Furthermore, we will also present PRO-SLAM (SLAM from a programmer’s perspective), a simplistic open-source pipeline that competes with state-of-the art Stereo Visual SLAM systems while focusing on simplicity to support teaching.
Caregiver 4.0 – Experiences from Introducing a Robot into a Geriatric Long Term Care Environment
Time: Monday, 11/7/16, 2pm
In my talk, I would like to give an overview of our scientific work that we conduct within the STRANDS-project, where the School of Computer Science of the University of Lincoln is also part of.
Due to demographic changes that lead to an ageing society, a shortage of care provision is anticipated. As a probable solution technical aids for enhancing independent living of older adults and for supporting staff in the elder care sector are proposed. But technical aids often lack required autonomy and were so far primarily tested in lab situations. Thus, the STRANDS –project came to live with the aim to develop a long-term autonomous learning robotic system that can be actually deployed in elder care and in other work environments under “real-world conditions” over longer periods of time.
Besides the technical challenges associated with such an endeavour, different questions were raised: What does staff in the elder care sector require from a robotic aid? In what areas could we deploy our STRANDS-robot in real world conditions? How would older adults and care staff experience interacting or working with the robot? What ethical guidelines have to be met when introducing a robotic aid in such an environment? And what could the future with such robotic aids look like in elder care? Questions that will be addressed in this presentation.

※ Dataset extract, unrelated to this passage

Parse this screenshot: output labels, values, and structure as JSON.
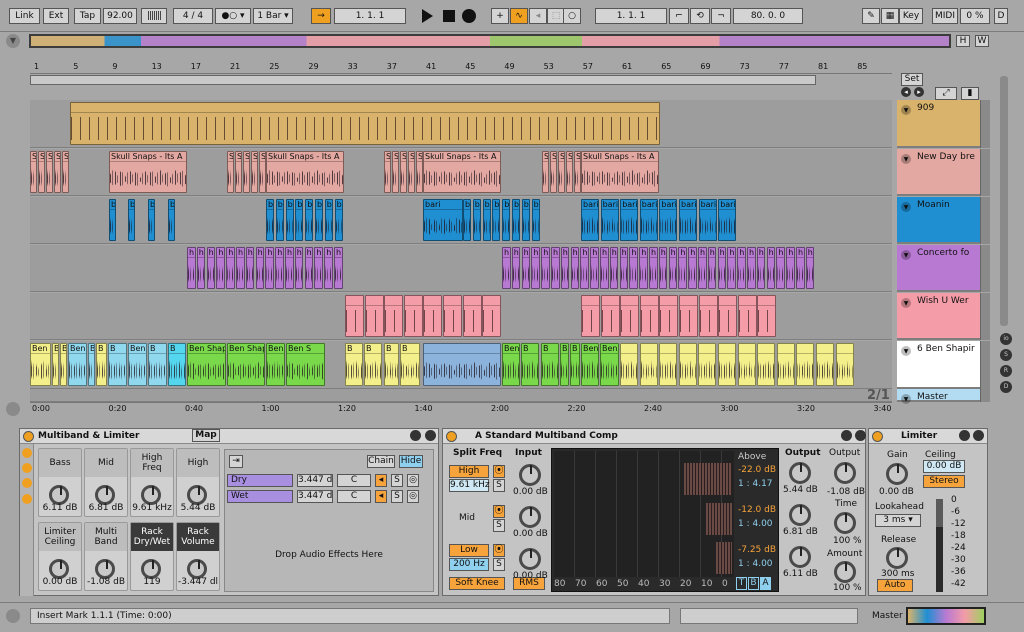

Denise Hebesberger studied Biology (grad. 2013) and Educational Science (grad. 2012) at the University of Vienna. After graduation and working in different fields of science, she joined the Academy for Research on Ageing as a project manager in 2014. The Academy is social science partner within different EU-wide research consortia that develop technical aids and assistive systems for older adults or for the care sector and study their impact in terms of social acceptance and human-robot interaction on end users. She is responsible for establishing theoretical frameworks, evaluation designs and data analysis (mixed methods designs & structural equation modelling), as well as dissemination of research results and scientific publications.
After Dr Cuayahuitl and Dr Baxter, who gave research presentations recently, we are now happy to announce a research seminar by the third colleague to join the Lincoln Centre for Autonomous Systems soon as a Senior Lecturer.
On 15/02/16, at 2pm, in room MB1020 (1st floor, Minerva Building), Dr Michael Mangan, currently still at the University of Edinburgh, will be presenting his exciting research. Everybody is invited to join in.
What can self-driving cars learn from the humble desert ant? And how are those lessons learned?
Desert ants are amongst the most impressive of the animal navigators: expertly piloting through complex environments despite possessing low-resolution eyes and tiny brains. As such they are an ideal model system for bio-roboticists that seek to understand these amazing animals, as well as those seeking novel solutions for engineering goals such as autonomous navigation. In this talk I shall firstly introduce the animal of interest (the desert ant) describing their amazing navigational capabilities. I will then briefly describe some recent examples for which our bio-robotic approach has lead to advances in understanding of the biological system and novel applications in autonomous systems (such as self-driving cars). I shall close by looking ahead to the research I shall be pursuing after joining the University of Lincoln this spring.